MEM Producing Female Leaders at a Super Rate

The number of women pursuing STEM-based and leadership careers has continued to trend upward over the last several decades. According to the Census Bureau, the ratio of women in STEM careers jumped from eight to 27 percent between 1970 and 2019. Taking this trend to the next level, NC State’s Master of Engineering Management (MEM) Program boasts a staggering 61 percent female population compared to the 12.1 percent women in engineering management nationally. Let’s meet two of NC State’s female leaders from MEM: Melissa Pressley and Delshad Zaker.

Melissa Pressley

Young professional Melissa Pressley became one of the first two alumni of the MEM program, graduating over the summer. She originally graduated from NC State’s Industrial and Systems Engineering Program (ISE) in 2016, earning her Health Systems Engineering Certificate. This program inspired her to work in healthcare. Having built a solid foundation of technical skills through ISE, Pressley planned to grow her leadership skills and explore healthcare through graduate school.

Melissa Pressley leaning up against a glass wall with her arms crossed
Melissa Pressley

With a long list of MEM concentrations to choose from, Pressley chose Health and Human Systems, which married her background in industrial engineering to her passion for healthcare. “I want to be able to do something where, at the end of a career or at the end of every day, there is something that I have been working on that is going to improve the lives of other people,” stated Pressley, who now works as a management engineer for Duke University Health Systems. She works on process improvements in healthcare delivery, which tackles patient issues, such as wait times for surgery. Pressley is now doing what she loves, but she had to work hard to make it in a historically male-dominated career. 

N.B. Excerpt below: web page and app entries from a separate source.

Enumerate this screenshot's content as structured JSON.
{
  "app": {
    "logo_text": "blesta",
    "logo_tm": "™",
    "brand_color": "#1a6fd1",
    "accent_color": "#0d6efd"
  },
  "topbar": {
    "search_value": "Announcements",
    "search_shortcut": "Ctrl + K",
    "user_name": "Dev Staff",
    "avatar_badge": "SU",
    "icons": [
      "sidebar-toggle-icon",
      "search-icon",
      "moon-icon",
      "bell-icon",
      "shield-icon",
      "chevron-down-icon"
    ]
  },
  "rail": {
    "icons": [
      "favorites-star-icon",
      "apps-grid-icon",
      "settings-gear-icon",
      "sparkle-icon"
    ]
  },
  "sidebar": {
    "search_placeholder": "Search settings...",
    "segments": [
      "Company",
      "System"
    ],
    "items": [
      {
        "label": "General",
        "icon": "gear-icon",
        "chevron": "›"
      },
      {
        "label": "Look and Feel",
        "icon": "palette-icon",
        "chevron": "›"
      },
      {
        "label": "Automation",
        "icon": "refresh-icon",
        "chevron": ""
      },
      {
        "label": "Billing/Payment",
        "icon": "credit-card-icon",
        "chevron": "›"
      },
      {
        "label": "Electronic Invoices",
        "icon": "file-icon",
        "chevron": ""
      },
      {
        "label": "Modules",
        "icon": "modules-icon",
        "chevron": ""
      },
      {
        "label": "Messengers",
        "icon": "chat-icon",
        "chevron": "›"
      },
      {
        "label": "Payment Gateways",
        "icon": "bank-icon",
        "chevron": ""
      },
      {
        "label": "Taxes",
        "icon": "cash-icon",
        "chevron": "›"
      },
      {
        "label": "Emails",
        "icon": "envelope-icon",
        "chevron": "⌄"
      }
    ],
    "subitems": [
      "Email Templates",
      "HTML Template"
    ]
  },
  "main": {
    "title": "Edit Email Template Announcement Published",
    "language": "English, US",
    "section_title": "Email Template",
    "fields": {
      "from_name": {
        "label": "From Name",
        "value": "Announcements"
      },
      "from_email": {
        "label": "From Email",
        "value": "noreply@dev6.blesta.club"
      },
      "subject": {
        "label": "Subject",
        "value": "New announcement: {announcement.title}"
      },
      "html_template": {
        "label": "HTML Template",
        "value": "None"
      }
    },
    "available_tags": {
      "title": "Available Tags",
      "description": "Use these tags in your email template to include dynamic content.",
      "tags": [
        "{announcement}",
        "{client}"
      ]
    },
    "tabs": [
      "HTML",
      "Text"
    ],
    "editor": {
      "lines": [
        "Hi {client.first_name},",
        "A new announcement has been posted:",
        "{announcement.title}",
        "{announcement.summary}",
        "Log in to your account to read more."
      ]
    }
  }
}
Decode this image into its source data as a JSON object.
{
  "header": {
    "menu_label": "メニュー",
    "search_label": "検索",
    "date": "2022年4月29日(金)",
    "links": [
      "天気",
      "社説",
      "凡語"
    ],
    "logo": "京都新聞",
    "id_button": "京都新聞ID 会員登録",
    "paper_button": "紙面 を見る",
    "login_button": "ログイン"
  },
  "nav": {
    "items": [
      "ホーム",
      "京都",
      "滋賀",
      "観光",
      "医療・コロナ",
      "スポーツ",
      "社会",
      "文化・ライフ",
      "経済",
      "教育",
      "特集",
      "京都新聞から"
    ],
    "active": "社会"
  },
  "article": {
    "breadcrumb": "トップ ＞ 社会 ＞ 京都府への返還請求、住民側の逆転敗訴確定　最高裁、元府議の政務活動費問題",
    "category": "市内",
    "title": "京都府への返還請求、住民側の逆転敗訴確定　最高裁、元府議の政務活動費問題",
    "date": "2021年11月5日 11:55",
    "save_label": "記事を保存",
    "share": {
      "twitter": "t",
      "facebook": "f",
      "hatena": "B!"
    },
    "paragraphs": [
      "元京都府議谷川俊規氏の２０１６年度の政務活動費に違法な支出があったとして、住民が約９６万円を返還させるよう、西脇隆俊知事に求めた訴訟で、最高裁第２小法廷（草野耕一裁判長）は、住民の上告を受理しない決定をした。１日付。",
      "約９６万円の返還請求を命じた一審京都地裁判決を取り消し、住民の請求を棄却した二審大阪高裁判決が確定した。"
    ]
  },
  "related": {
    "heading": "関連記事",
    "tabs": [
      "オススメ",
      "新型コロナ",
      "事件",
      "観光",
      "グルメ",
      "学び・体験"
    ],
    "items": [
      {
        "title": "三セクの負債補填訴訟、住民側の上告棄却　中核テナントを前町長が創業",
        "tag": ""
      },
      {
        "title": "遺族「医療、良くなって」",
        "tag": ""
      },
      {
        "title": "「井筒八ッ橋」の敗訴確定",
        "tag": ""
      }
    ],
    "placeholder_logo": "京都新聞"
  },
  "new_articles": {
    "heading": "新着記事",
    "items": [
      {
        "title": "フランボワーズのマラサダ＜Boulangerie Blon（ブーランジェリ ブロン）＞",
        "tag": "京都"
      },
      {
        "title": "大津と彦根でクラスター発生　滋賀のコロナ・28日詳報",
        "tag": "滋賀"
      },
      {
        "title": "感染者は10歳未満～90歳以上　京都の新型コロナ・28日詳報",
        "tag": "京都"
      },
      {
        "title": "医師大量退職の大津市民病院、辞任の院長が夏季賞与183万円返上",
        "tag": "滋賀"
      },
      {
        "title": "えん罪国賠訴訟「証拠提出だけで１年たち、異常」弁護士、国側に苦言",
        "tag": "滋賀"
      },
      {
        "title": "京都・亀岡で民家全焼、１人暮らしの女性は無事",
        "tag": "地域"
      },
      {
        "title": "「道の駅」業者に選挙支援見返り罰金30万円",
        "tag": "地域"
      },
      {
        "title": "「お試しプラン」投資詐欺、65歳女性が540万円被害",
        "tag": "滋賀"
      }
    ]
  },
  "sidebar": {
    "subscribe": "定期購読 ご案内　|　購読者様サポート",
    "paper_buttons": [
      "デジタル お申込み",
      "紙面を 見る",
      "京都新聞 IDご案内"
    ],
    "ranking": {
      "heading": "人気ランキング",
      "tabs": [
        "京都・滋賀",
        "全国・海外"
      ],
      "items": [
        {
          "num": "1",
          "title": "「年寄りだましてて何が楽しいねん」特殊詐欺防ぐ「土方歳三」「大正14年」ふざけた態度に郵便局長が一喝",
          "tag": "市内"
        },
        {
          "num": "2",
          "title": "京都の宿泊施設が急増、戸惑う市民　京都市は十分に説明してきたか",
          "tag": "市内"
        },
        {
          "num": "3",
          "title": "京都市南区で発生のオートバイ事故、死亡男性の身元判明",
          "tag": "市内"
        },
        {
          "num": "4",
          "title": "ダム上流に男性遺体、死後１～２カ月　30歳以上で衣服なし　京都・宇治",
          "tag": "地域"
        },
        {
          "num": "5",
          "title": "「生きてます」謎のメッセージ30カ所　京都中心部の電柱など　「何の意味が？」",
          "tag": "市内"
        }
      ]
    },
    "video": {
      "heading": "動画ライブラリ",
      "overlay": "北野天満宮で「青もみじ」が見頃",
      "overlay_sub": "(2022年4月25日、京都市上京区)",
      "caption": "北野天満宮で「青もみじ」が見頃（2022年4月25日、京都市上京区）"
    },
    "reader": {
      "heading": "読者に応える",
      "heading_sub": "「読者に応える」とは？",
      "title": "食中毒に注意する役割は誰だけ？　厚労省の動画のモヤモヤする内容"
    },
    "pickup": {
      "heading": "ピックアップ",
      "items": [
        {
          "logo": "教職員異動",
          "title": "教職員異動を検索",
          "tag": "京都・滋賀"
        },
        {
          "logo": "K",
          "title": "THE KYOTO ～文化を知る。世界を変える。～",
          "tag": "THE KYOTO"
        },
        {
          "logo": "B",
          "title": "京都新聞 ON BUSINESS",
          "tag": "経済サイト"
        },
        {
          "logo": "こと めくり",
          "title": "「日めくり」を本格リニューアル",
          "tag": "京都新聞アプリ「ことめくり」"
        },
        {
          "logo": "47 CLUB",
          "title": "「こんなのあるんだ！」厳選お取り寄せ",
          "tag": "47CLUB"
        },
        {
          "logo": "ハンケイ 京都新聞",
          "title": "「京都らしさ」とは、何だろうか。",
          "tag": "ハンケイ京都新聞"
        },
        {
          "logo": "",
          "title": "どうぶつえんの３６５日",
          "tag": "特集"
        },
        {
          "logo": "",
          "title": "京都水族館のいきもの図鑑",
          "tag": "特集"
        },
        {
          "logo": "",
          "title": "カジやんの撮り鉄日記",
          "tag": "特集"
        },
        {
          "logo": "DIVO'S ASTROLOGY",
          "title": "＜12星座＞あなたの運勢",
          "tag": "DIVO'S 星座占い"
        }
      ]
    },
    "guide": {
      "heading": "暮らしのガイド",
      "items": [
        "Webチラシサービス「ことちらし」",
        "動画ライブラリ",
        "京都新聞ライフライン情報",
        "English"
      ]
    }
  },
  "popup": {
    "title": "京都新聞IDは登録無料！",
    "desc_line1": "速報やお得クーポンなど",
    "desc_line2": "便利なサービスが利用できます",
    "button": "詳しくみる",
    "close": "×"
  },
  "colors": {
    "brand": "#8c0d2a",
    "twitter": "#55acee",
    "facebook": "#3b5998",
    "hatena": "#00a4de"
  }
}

Studying and working in STEM and business fields, she admitted there had been times when she was the only woman in the room. By seizing development opportunities and building relationships with female peers and teachers in the MEM program, Pressley built the confidence to say, “Yes, I’m the only one here, but that doesn’t mean my voice matters any less or that my opinion is any less valid.” She furthered, “I have earned my seat at this table, now it’s time for me to take advantage of it.”

Delshad Zaker

Coming from Tehran, Iran, where she began her journey earning an undergraduate degree in Industrial Engineering, Delshad Zaker now calls NC State home. In 2017, Zaker worked for an engineering consultant company called Middle East Water and Environment as an industrial engineer before continuing her education. With her background in engineering and a passion for leading, Zaker felt that the MEM program at NC State best fit her career aspirations.

Delshad Zaker standing in the hall of a building on a college campus
Delshad Zaker

The diverse courses, accelerated timeline, networking and leadership development opportunities attracted her to study engineering management at NC State. Currently halfway through the program’s on-campus curriculum, Zaker plans to work in manufacturing or healthcare once she graduates in 2022. The global pandemic sparked her interest in healthcare, and her creativity contributed to her desire to pursue manufacturing. Regardless of which career path she chooses, Zaker feels prepared to lead. 

Growing up, she has always had the instinct to lead. Despite leadership positions being male-dominated, she hopes more women step up. “I think it is very important that we work in this field more and [take on leadership positions]. We have to for the next generation. [Men need to know] they can count on us like themselves,” Zaker explained. She encourages women to join programs like engineering management to find their place as leaders in society.